- Activity
The required result is an exact copy of every line from the one with "Transcribe this image's" through the last line below, with the pictures left out.

-.-.-

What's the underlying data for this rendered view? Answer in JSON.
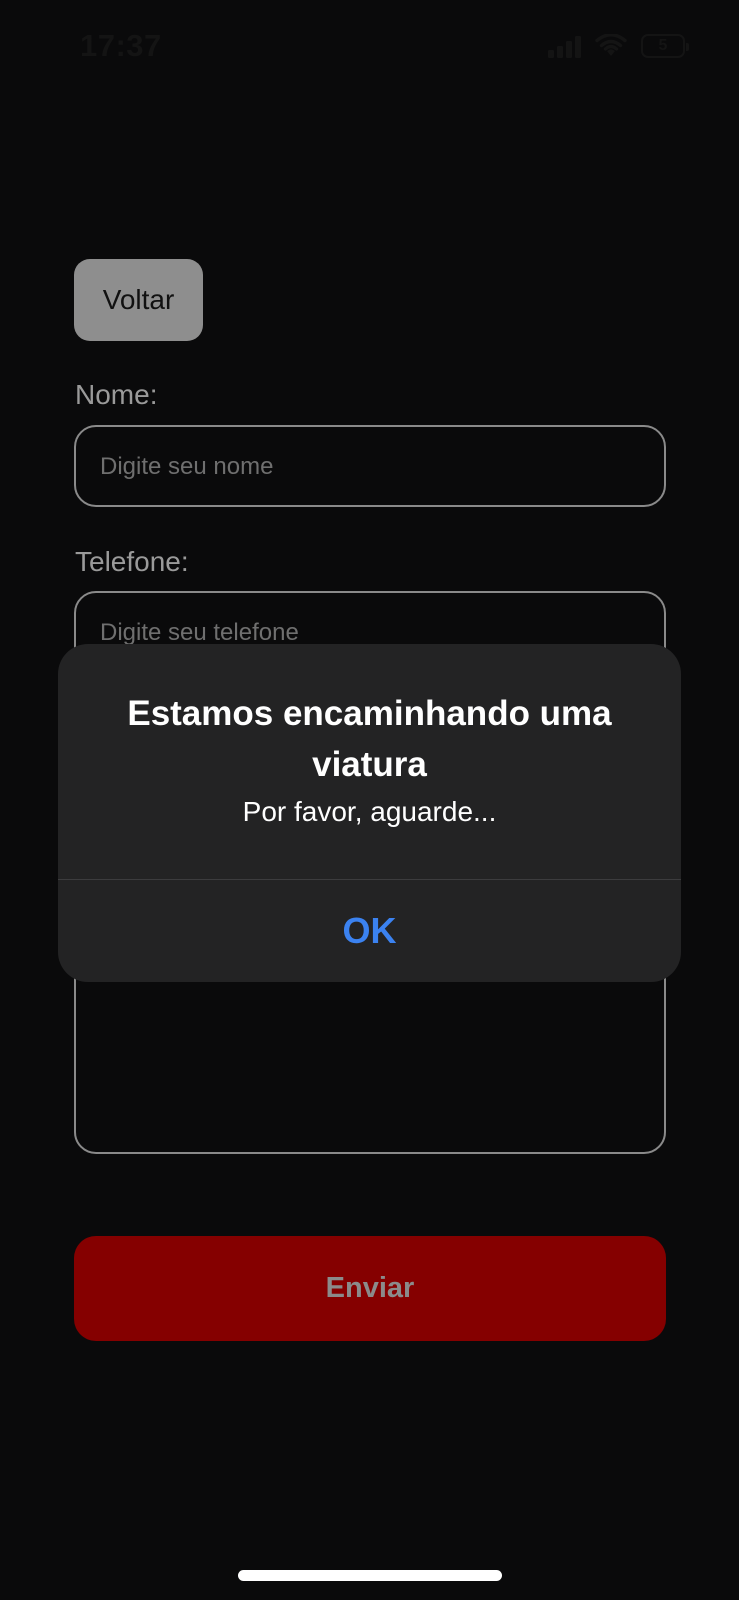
{
  "status_bar": {
    "time": "17:37",
    "battery": "5"
  },
  "form": {
    "back_label": "Voltar",
    "name_label": "Nome:",
    "name_placeholder": "Digite seu nome",
    "phone_label": "Telefone:",
    "phone_placeholder": "Digite seu telefone",
    "submit_label": "Enviar"
  },
  "alert": {
    "title": "Estamos encaminhando uma viatura",
    "message": "Por favor, aguarde...",
    "ok_label": "OK"
  },
  "colors": {
    "background": "#0a0a0b",
    "submit_button": "#850000",
    "alert_background": "#232324",
    "alert_action": "#3b82f0",
    "back_button": "#8e8e8e"
  }
}
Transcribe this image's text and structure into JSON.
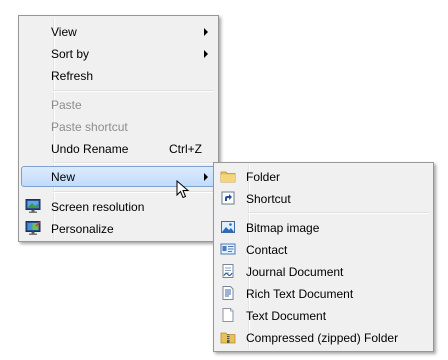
{
  "context_menu": {
    "items": [
      {
        "label": "View"
      },
      {
        "label": "Sort by"
      },
      {
        "label": "Refresh"
      },
      {
        "label": "Paste"
      },
      {
        "label": "Paste shortcut"
      },
      {
        "label": "Undo Rename",
        "shortcut": "Ctrl+Z"
      },
      {
        "label": "New"
      },
      {
        "label": "Screen resolution"
      },
      {
        "label": "Personalize"
      }
    ]
  },
  "new_submenu": {
    "items": [
      {
        "label": "Folder"
      },
      {
        "label": "Shortcut"
      },
      {
        "label": "Bitmap image"
      },
      {
        "label": "Contact"
      },
      {
        "label": "Journal Document"
      },
      {
        "label": "Rich Text Document"
      },
      {
        "label": "Text Document"
      },
      {
        "label": "Compressed (zipped) Folder"
      }
    ]
  },
  "colors": {
    "menu_background": "#f0f0f0",
    "menu_border": "#979797",
    "highlight_top": "#dcebfc",
    "highlight_bottom": "#c1dbfc",
    "highlight_border": "#7da2ce",
    "disabled_text": "#8d8d8d"
  },
  "icons": [
    "monitor-icon",
    "personalize-icon",
    "folder-icon",
    "shortcut-icon",
    "bitmap-icon",
    "contact-icon",
    "journal-icon",
    "rich-text-icon",
    "text-document-icon",
    "zip-folder-icon",
    "mouse-cursor-icon"
  ]
}
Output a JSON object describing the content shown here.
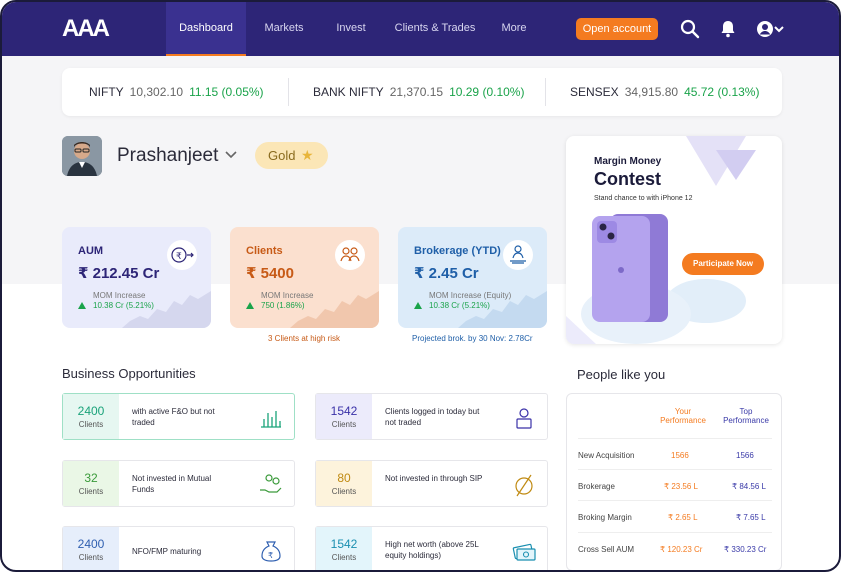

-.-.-

- Solution for this task
Transcribe this image's text and structure into JSON.
{
  "context_menu": {
    "items": [
      {
        "label": "View"
      },
      {
        "label": "Sort by"
      },
      {
        "label": "Refresh"
      },
      {
        "label": "Paste"
      },
      {
        "label": "Paste shortcut"
      },
      {
        "label": "Undo Rename",
        "shortcut": "Ctrl+Z"
      },
      {
        "label": "New"
      },
      {
        "label": "Screen resolution"
      },
      {
        "label": "Personalize"
      }
    ]
  },
  "new_submenu": {
    "items": [
      {
        "label": "Folder"
      },
      {
        "label": "Shortcut"
      },
      {
        "label": "Bitmap image"
      },
      {
        "label": "Contact"
      },
      {
        "label": "Journal Document"
      },
      {
        "label": "Rich Text Document"
      },
      {
        "label": "Text Document"
      },
      {
        "label": "Compressed (zipped) Folder"
      }
    ]
  },
  "colors": {
    "menu_background": "#f0f0f0",
    "menu_border": "#979797",
    "highlight_top": "#dcebfc",
    "highlight_bottom": "#c1dbfc",
    "highlight_border": "#7da2ce",
    "disabled_text": "#8d8d8d"
  },
  "icons": [
    "monitor-icon",
    "personalize-icon",
    "folder-icon",
    "shortcut-icon",
    "bitmap-icon",
    "contact-icon",
    "journal-icon",
    "rich-text-icon",
    "text-document-icon",
    "zip-folder-icon",
    "mouse-cursor-icon"
  ]
}
Output a JSON object describing the content shown here.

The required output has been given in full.